'[PICS] Interrupt on change'
|Bob Blick <parallaxinc.com> wrote: pics
> It's my understanding that if interrupt-on-change is enabled, it is
> enabled for all four pins(RB4,5,6,7), no choosing. Let's use a
> PIC16C72 as an example.
> I'm not clear on the use of those four pins if some are used solely
> as output pins. My questions are:
> If I use two of the pins(RB4,5) for outputs, the other two(RB6,7)
> for inputs, and enable interrupt-on-change, will my manipulation of
> the two output pins cause an interrupt, or otherwise mangle the
> correct operation of the interrupt?
No. The change-on-portb interrupt is only triggered when INPUT
pins change states.
> Second question: will reading port B mess with the use of the
> interrupt-on-change feature?
Probably. If a change occurs just as a read operation is being
performed on port B, no interrupt will be generated.
Worse, it seems that even WRITING to port B can make the PIC
miss interrupts, since ALL register accesses (even MOVWF, etc.)
perform a read first.
> Do I need to use the first four pins(RB0,1,2,3) of port B
> output-only if I enable interrupt-on-change? Must I read port B only
> when servicing the interrupt?
Doing those things will HELP the situation, but they won't
guarantee that you'll never miss interrupts. In general, the only
time the change-on-portb interrupts are truly reliable is when
they're used to wake the processor from Sleep Mode.
As I said in the answer to a similar question posted to my
company's web page, "Sucks, don't it?"

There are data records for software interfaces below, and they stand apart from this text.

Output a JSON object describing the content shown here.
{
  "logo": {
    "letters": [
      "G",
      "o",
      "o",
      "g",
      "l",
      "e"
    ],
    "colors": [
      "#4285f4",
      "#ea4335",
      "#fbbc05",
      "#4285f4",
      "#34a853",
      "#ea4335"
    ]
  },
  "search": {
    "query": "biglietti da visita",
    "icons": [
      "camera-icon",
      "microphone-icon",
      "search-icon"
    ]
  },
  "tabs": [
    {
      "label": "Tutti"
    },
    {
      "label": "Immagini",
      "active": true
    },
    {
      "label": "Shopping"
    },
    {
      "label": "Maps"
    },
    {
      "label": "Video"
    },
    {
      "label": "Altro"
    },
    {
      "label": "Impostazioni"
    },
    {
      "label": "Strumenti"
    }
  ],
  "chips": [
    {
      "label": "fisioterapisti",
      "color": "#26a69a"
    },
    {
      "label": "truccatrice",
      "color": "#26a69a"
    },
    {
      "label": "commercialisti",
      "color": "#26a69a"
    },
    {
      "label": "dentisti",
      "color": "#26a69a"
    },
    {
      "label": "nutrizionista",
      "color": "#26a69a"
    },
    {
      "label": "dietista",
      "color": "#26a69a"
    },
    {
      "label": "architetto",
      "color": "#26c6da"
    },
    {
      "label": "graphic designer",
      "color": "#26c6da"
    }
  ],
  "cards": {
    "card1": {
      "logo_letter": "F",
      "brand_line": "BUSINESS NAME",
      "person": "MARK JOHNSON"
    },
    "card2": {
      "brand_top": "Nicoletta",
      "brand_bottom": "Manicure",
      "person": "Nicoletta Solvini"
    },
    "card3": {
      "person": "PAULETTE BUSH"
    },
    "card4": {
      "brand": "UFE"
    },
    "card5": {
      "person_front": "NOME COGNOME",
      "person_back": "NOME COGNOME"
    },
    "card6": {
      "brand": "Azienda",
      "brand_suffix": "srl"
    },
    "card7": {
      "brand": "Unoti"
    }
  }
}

Sorry to be the bearer of bad news.
=== Andrew Warren - ix.netcom.com === fastfwd
=== Fast Forward Engineering - Vista, California ===
=== Custodian of the PICLIST Fund -- For more info, see: ===
=== http://www.geocities.com/SiliconValley/2499/fund.html ===
More... (looser matching)
- Last day of these posts
- In 1996
, 1997 only
- New search...